[EXCERPTED DATA]
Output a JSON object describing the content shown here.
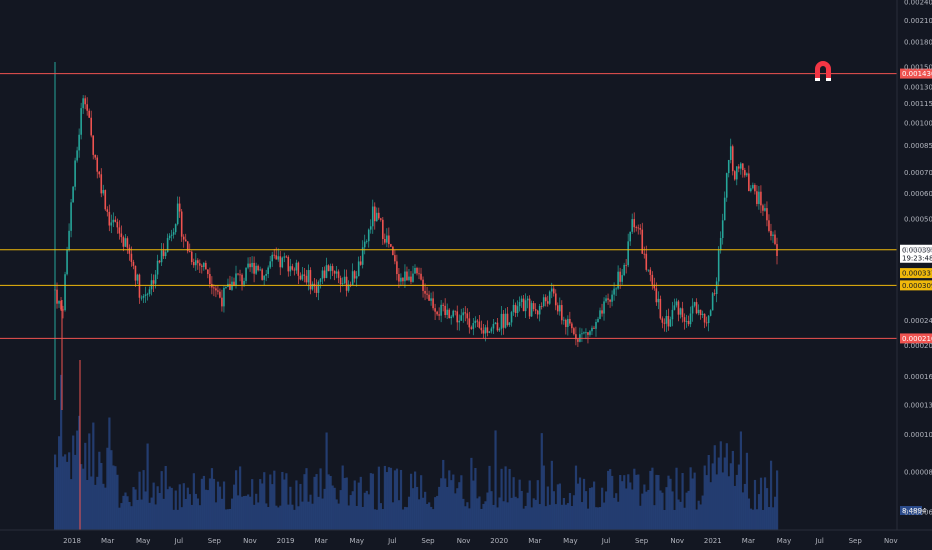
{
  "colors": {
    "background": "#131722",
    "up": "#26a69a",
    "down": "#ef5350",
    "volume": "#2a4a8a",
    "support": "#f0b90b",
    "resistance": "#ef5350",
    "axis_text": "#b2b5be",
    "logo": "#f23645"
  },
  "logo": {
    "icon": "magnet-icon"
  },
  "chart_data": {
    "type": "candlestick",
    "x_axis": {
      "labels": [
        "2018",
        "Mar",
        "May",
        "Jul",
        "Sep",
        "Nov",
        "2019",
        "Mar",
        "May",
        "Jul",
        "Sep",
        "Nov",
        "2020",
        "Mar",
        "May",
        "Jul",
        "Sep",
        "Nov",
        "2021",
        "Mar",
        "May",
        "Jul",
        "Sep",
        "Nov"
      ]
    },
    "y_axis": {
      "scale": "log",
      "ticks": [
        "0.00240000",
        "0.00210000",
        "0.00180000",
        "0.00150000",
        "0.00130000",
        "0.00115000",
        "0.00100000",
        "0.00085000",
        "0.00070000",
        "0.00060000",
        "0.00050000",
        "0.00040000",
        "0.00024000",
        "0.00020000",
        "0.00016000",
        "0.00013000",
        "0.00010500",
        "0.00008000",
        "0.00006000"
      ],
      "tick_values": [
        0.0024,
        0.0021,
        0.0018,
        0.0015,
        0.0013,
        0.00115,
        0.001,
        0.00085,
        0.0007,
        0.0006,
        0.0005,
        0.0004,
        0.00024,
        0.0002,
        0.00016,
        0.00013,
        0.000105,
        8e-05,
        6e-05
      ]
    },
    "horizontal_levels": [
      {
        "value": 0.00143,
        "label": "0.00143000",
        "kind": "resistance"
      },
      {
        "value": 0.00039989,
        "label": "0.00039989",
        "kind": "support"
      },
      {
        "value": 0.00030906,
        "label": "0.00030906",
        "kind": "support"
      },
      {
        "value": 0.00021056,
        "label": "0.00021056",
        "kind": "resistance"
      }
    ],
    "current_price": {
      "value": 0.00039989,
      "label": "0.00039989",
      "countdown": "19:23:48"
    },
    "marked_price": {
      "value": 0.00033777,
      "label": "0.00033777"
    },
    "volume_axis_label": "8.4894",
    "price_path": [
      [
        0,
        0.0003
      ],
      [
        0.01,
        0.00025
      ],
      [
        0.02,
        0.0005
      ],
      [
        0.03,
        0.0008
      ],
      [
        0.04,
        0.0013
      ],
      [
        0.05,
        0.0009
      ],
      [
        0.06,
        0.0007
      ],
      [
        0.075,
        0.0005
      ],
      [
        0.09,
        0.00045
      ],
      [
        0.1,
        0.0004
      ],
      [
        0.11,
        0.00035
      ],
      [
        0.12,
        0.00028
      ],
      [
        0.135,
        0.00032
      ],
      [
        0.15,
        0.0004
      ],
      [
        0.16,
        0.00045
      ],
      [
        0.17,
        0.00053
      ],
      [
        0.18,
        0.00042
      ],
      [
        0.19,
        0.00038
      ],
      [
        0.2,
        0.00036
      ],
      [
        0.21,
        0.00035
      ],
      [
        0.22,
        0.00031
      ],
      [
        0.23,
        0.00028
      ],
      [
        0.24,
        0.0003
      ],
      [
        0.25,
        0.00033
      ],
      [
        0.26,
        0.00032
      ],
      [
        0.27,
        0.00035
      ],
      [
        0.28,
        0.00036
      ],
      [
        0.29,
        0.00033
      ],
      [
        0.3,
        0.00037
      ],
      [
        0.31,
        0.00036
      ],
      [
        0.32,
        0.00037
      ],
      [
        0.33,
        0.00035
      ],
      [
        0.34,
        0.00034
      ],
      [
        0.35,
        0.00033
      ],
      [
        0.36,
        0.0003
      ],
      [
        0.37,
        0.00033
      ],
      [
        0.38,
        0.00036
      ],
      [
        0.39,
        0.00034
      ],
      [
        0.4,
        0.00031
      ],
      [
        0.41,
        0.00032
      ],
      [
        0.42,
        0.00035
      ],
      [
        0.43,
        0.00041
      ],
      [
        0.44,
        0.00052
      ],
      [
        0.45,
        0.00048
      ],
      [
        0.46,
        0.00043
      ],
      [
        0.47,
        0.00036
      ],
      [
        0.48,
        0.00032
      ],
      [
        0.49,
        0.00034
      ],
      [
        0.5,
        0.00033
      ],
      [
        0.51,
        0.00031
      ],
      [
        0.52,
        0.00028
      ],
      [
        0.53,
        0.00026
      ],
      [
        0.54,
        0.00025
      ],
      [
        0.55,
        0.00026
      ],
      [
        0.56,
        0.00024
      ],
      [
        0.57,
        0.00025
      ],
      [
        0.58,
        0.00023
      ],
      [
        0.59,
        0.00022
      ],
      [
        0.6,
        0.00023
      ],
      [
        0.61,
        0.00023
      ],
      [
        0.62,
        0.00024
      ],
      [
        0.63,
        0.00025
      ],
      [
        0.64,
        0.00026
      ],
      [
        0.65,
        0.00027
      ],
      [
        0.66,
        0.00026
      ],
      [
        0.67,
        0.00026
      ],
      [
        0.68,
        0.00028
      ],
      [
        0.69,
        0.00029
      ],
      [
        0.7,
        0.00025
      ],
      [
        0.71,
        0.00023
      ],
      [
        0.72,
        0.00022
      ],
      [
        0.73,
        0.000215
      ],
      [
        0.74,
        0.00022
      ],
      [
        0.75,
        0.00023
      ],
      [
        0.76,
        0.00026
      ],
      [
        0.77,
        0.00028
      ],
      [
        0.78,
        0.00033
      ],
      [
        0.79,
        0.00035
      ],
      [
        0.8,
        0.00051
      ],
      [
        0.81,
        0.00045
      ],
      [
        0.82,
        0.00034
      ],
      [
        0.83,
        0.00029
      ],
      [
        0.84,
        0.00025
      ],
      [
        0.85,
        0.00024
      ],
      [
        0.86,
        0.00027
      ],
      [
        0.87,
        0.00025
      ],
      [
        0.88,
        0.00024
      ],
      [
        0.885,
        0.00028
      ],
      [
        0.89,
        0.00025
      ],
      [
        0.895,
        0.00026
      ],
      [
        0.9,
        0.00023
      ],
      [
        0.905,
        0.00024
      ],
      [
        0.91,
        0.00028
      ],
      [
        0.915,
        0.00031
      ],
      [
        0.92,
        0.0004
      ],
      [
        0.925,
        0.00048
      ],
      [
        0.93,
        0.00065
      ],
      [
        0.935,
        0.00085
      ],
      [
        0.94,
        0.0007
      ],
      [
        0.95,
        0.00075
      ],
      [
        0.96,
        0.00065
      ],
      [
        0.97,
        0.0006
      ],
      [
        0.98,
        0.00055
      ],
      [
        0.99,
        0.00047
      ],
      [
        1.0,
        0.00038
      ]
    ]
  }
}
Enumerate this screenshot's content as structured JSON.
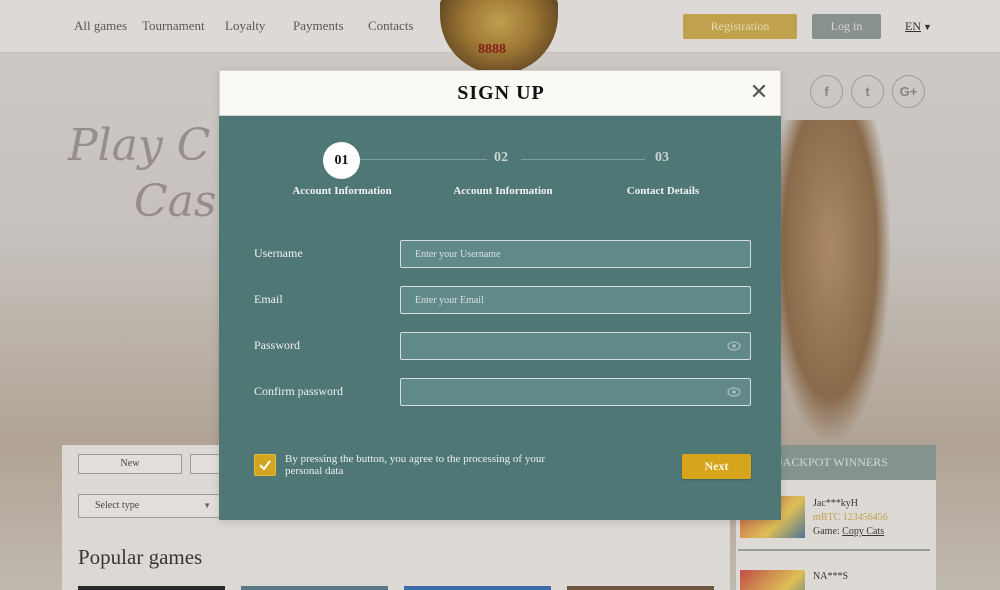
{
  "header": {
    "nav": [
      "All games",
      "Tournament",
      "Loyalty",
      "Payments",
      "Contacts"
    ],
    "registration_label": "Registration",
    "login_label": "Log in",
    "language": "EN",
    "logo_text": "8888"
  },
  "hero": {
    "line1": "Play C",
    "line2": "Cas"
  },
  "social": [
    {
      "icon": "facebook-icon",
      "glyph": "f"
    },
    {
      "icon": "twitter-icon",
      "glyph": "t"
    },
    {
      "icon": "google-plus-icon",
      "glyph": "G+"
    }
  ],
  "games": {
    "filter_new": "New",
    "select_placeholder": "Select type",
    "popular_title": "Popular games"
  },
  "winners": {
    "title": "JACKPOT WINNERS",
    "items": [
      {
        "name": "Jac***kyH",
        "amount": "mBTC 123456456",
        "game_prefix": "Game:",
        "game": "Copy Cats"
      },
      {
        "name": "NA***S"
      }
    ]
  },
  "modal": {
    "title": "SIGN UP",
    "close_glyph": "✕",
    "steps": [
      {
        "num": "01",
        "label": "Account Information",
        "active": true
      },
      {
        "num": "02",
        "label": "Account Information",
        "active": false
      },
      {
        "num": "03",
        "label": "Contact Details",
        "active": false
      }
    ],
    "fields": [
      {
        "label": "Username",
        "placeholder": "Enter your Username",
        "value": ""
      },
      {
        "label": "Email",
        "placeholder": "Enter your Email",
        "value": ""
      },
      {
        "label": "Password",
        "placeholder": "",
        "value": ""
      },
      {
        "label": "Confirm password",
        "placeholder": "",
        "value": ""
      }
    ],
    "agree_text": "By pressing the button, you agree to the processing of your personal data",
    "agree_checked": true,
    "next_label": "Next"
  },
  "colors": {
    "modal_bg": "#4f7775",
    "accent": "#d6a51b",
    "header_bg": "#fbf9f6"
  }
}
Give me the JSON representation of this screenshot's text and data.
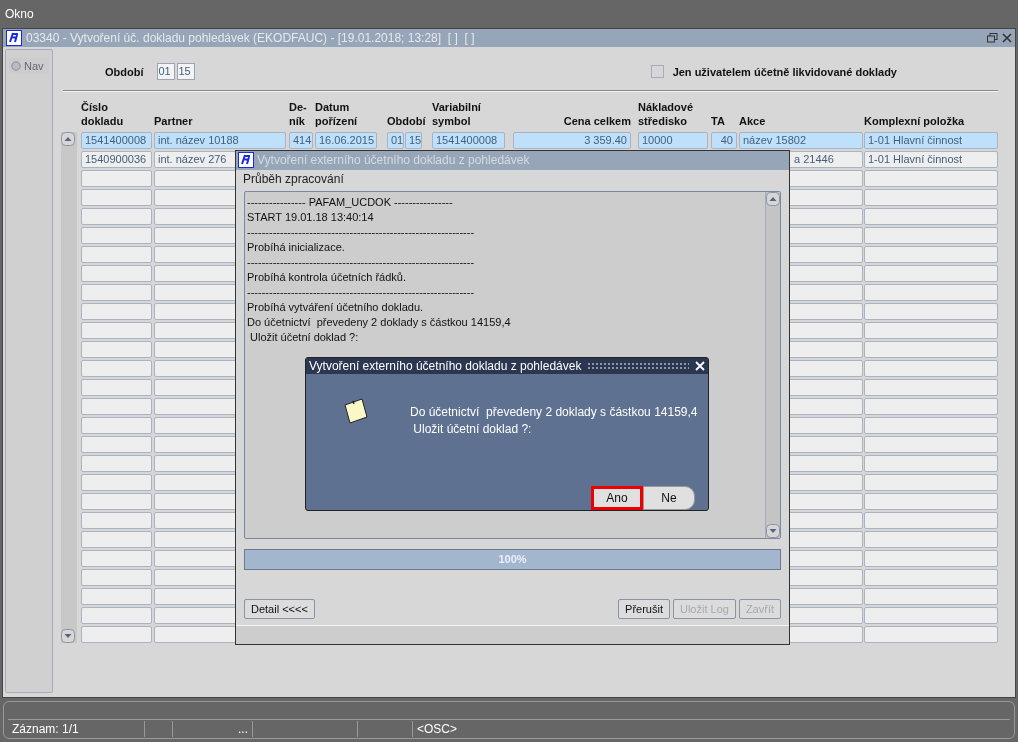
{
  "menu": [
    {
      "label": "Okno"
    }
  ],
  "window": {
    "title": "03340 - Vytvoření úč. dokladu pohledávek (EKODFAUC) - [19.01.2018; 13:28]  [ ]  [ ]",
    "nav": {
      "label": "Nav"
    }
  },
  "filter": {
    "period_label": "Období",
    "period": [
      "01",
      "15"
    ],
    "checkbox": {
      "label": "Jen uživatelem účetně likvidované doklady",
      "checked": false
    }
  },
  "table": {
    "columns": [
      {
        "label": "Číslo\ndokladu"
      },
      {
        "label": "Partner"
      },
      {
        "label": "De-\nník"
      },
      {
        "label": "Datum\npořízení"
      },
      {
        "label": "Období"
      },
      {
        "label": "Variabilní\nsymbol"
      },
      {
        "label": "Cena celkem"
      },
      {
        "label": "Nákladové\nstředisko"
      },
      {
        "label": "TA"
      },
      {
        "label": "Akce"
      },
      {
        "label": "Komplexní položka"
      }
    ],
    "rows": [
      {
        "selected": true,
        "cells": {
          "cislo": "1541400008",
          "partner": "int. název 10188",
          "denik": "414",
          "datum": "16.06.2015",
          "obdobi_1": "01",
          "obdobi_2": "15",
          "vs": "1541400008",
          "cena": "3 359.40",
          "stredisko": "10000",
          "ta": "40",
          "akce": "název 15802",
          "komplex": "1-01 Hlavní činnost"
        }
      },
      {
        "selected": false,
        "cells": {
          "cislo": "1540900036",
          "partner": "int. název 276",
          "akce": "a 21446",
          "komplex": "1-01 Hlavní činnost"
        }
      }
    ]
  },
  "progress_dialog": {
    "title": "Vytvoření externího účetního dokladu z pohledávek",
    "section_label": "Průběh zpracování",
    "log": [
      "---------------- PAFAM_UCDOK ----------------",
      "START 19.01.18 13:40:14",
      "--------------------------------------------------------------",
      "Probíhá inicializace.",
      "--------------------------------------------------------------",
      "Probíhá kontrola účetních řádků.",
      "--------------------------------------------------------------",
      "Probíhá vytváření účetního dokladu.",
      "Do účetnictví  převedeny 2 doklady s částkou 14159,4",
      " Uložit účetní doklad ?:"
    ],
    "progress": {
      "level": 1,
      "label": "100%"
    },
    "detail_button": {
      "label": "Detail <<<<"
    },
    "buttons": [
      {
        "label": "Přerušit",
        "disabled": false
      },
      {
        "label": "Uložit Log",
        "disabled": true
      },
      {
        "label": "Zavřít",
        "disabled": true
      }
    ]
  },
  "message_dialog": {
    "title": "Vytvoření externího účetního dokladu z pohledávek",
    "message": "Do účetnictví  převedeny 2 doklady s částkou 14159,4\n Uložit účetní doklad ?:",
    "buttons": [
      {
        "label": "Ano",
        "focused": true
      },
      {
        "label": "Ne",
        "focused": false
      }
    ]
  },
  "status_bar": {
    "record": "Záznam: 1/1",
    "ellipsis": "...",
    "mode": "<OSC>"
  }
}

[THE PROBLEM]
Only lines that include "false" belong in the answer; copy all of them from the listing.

[WRITTEN RESPONSE]
        "active": false
        "active": false
      "checked": false
        "selected": false,
        "disabled": false
        "focused": false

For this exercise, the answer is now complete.